Eighty-Five Ghanaian migrants who have been imprisoned in Saudi Arabia’s Jeddah Prison are appealing to President Akuffo Addo to bring them back home. This was after Ghana government officials in Jeddah failed to facilitate their return.
Among them include a pregnant woman whose due date for delivery is two months away.
In an interview with crimecheckghana, the leader of the group, 31-year-old Rose Tetteh said officials from Ghana in Jeddah refused to cooperate with the Saudi government to deport them unless the migrants show commitment to pay the Covid-19 test fee of One Hundred and Fifty dollars.
“The officials told us that some migrants refused to pay for the Covid-19 test instituted by government when they got to the Kotoka International Airport. They said government took the charge from the Ethiopia Airline that airlifted them so the airline has refused to fly us because they fear we will also not pay. We are appealing to President Akuffo Addo to come to our aid,” she appealed.
Miss Tetteh said the officials indicated that President Akuffo Addo has to endorse their deportation before any further action can be taken. According to her, this could lead to the death of many of them if any delay occurs because of the harsh conditions they are going through in the Jeddah prison.
“We sleep on bare metal student beds and the food we eat is very terrible. Four persons are sick and one of them nearly died after doctors refused to attend to her. We had to protest before she was given treatment.

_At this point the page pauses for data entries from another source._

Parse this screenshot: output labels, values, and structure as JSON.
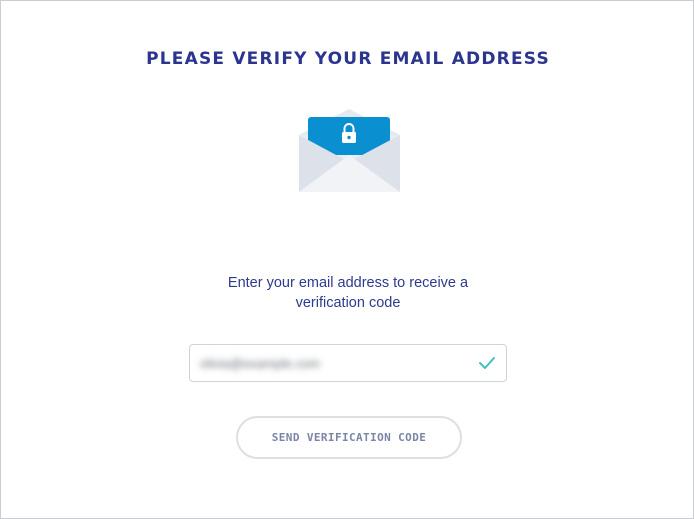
{
  "page": {
    "title": "PLEASE VERIFY YOUR EMAIL ADDRESS",
    "illustration": "envelope-lock-icon",
    "prompt_line1": "Enter your email address to receive a",
    "prompt_line2": "verification code"
  },
  "email_field": {
    "value": "olivia@example.com",
    "value_note_blurred": true,
    "status_icon": "check-icon"
  },
  "actions": {
    "send_label": "SEND VERIFICATION CODE"
  },
  "colors": {
    "title": "#2b3590",
    "text": "#2e3a8c",
    "accent_blue": "#0a8fd1",
    "check_teal": "#3fc1c0",
    "button_text": "#7b86a6",
    "border": "#cfd3da"
  }
}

We are suffering and if swift action is not taken, most of us are going to lose our lives,” she said.
36-year-old Fatima Mumuni and 26-year-old Salamatu share their experiences:
“Living in Saudi Arabia for the past four years has been very difficult. We came to the country to seek greener pastures because we are from struggling homes. We have been subjected to maltreatment because we do not have proper documents to stay and work in the country,” they cried.
Crime Check Foundation, CCF is appealing to the government to fast track the deportation processes and also drop the Covid-19 charge.
CCF’s Reintegration of Migrants and Returnees program
CCF, through its livelihood and medical care support, has reintegrated many migrants and returnees who usually return home to the same poverty they sought to escape.